Problem description — Reproduce the whole listing, character for character.

Task input —
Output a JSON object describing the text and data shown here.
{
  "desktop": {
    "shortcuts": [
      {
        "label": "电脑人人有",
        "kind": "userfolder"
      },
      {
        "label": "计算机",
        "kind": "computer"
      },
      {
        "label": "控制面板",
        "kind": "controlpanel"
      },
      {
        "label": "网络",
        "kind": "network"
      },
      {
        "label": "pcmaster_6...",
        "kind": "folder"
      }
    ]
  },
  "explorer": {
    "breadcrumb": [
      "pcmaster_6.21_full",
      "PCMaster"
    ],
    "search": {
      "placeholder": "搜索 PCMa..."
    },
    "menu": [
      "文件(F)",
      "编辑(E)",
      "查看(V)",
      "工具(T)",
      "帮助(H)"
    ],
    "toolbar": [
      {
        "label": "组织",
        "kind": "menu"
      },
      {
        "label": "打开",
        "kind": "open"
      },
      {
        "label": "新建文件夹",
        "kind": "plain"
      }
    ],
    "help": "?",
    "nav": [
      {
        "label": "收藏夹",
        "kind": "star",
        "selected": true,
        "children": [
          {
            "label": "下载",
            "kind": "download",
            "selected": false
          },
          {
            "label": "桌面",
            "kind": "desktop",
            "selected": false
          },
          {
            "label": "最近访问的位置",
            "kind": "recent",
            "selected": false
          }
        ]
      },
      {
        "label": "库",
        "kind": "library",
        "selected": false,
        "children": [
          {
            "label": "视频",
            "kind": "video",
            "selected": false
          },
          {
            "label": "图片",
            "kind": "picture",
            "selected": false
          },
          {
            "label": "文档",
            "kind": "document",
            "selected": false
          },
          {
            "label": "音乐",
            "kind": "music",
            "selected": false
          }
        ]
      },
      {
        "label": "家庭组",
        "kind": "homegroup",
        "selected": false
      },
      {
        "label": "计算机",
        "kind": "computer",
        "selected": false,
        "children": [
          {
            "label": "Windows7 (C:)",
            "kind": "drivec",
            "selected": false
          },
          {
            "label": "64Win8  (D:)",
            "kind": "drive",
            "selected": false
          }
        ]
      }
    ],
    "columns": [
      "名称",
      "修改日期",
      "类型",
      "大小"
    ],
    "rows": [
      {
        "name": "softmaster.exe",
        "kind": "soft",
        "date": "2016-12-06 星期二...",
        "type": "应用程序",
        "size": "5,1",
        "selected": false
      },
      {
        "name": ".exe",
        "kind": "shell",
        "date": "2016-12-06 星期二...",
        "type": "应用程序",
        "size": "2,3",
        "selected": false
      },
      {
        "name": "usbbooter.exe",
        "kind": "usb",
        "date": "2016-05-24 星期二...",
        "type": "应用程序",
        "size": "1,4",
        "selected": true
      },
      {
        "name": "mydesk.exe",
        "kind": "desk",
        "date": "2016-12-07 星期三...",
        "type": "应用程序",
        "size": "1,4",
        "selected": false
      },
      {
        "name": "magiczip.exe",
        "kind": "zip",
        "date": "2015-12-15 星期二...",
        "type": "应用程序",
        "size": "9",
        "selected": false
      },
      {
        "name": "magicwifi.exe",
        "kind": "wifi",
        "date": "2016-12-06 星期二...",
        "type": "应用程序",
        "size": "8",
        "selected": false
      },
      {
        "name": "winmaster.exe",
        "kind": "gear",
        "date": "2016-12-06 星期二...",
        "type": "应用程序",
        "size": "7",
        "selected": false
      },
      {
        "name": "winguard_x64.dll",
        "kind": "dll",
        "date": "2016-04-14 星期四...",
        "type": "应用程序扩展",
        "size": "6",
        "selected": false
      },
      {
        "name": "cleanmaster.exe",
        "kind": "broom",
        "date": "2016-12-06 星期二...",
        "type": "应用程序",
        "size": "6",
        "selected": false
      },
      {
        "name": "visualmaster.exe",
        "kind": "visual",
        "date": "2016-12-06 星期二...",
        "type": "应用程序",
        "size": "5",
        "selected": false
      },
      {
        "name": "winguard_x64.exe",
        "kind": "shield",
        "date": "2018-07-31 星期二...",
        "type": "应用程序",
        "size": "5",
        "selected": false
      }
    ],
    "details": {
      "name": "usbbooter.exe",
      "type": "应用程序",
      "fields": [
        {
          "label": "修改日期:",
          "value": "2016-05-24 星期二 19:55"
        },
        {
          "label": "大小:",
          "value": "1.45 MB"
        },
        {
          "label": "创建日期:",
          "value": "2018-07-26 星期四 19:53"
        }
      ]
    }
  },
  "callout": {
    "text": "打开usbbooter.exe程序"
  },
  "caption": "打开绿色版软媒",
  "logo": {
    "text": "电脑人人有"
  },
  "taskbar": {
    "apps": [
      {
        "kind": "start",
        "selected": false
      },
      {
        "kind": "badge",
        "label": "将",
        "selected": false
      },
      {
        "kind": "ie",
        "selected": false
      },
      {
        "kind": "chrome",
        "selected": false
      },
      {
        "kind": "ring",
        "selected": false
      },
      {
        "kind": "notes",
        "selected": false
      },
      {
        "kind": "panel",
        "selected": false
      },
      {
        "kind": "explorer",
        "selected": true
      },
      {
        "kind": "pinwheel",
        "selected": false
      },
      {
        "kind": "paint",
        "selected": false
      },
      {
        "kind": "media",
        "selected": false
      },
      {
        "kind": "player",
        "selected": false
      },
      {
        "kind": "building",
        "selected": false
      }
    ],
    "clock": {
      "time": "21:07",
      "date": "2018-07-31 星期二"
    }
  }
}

Task answer —
Output a JSON object describing the text and data shown here.
{
  "desktop": {
    "shortcuts": [
      {
        "label": "电脑人人有",
        "kind": "userfolder"
      },
      {
        "label": "计算机",
        "kind": "computer"
      },
      {
        "label": "控制面板",
        "kind": "controlpanel"
      },
      {
        "label": "网络",
        "kind": "network"
      },
      {
        "label": "pcmaster_6...",
        "kind": "folder"
      }
    ]
  },
  "explorer": {
    "breadcrumb": [
      "pcmaster_6.21_full",
      "PCMaster"
    ],
    "search": {
      "placeholder": "搜索 PCMa..."
    },
    "menu": [
      "文件(F)",
      "编辑(E)",
      "查看(V)",
      "工具(T)",
      "帮助(H)"
    ],
    "toolbar": [
      {
        "label": "组织",
        "kind": "menu"
      },
      {
        "label": "打开",
        "kind": "open"
      },
      {
        "label": "新建文件夹",
        "kind": "plain"
      }
    ],
    "help": "?",
    "nav": [
      {
        "label": "收藏夹",
        "kind": "star",
        "selected": true,
        "children": [
          {
            "label": "下载",
            "kind": "download",
            "selected": false
          },
          {
            "label": "桌面",
            "kind": "desktop",
            "selected": false
          },
          {
            "label": "最近访问的位置",
            "kind": "recent",
            "selected": false
          }
        ]
      },
      {
        "label": "库",
        "kind": "library",
        "selected": false,
        "children": [
          {
            "label": "视频",
            "kind": "video",
            "selected": false
          },
          {
            "label": "图片",
            "kind": "picture",
            "selected": false
          },
          {
            "label": "文档",
            "kind": "document",
            "selected": false
          },
          {
            "label": "音乐",
            "kind": "music",
            "selected": false
          }
        ]
      },
      {
        "label": "家庭组",
        "kind": "homegroup",
        "selected": false
      },
      {
        "label": "计算机",
        "kind": "computer",
        "selected": false,
        "children": [
          {
            "label": "Windows7 (C:)",
            "kind": "drivec",
            "selected": false
          },
          {
            "label": "64Win8  (D:)",
            "kind": "drive",
            "selected": false
          }
        ]
      }
    ],
    "columns": [
      "名称",
      "修改日期",
      "类型",
      "大小"
    ],
    "rows": [
      {
        "name": "softmaster.exe",
        "kind": "soft",
        "date": "2016-12-06 星期二...",
        "type": "应用程序",
        "size": "5,1",
        "selected": false
      },
      {
        "name": ".exe",
        "kind": "shell",
        "date": "2016-12-06 星期二...",
        "type": "应用程序",
        "size": "2,3",
        "selected": false
      },
      {
        "name": "usbbooter.exe",
        "kind": "usb",
        "date": "2016-05-24 星期二...",
        "type": "应用程序",
        "size": "1,4",
        "selected": true
      },
      {
        "name": "mydesk.exe",
        "kind": "desk",
        "date": "2016-12-07 星期三...",
        "type": "应用程序",
        "size": "1,4",
        "selected": false
      },
      {
        "name": "magiczip.exe",
        "kind": "zip",
        "date": "2015-12-15 星期二...",
        "type": "应用程序",
        "size": "9",
        "selected": false
      },
      {
        "name": "magicwifi.exe",
        "kind": "wifi",
        "date": "2016-12-06 星期二...",
        "type": "应用程序",
        "size": "8",
        "selected": false
      },
      {
        "name": "winmaster.exe",
        "kind": "gear",
        "date": "2016-12-06 星期二...",
        "type": "应用程序",
        "size": "7",
        "selected": false
      },
      {
        "name": "winguard_x64.dll",
        "kind": "dll",
        "date": "2016-04-14 星期四...",
        "type": "应用程序扩展",
        "size": "6",
        "selected": false
      },
      {
        "name": "cleanmaster.exe",
        "kind": "broom",
        "date": "2016-12-06 星期二...",
        "type": "应用程序",
        "size": "6",
        "selected": false
      },
      {
        "name": "visualmaster.exe",
        "kind": "visual",
        "date": "2016-12-06 星期二...",
        "type": "应用程序",
        "size": "5",
        "selected": false
      },
      {
        "name": "winguard_x64.exe",
        "kind": "shield",
        "date": "2018-07-31 星期二...",
        "type": "应用程序",
        "size": "5",
        "selected": false
      }
    ],
    "details": {
      "name": "usbbooter.exe",
      "type": "应用程序",
      "fields": [
        {
          "label": "修改日期:",
          "value": "2016-05-24 星期二 19:55"
        },
        {
          "label": "大小:",
          "value": "1.45 MB"
        },
        {
          "label": "创建日期:",
          "value": "2018-07-26 星期四 19:53"
        }
      ]
    }
  },
  "callout": {
    "text": "打开usbbooter.exe程序"
  },
  "caption": "打开绿色版软媒",
  "logo": {
    "text": "电脑人人有"
  },
  "taskbar": {
    "apps": [
      {
        "kind": "start",
        "selected": false
      },
      {
        "kind": "badge",
        "label": "将",
        "selected": false
      },
      {
        "kind": "ie",
        "selected": false
      },
      {
        "kind": "chrome",
        "selected": false
      },
      {
        "kind": "ring",
        "selected": false
      },
      {
        "kind": "notes",
        "selected": false
      },
      {
        "kind": "panel",
        "selected": false
      },
      {
        "kind": "explorer",
        "selected": true
      },
      {
        "kind": "pinwheel",
        "selected": false
      },
      {
        "kind": "paint",
        "selected": false
      },
      {
        "kind": "media",
        "selected": false
      },
      {
        "kind": "player",
        "selected": false
      },
      {
        "kind": "building",
        "selected": false
      }
    ],
    "clock": {
      "time": "21:07",
      "date": "2018-07-31 星期二"
    }
  }
}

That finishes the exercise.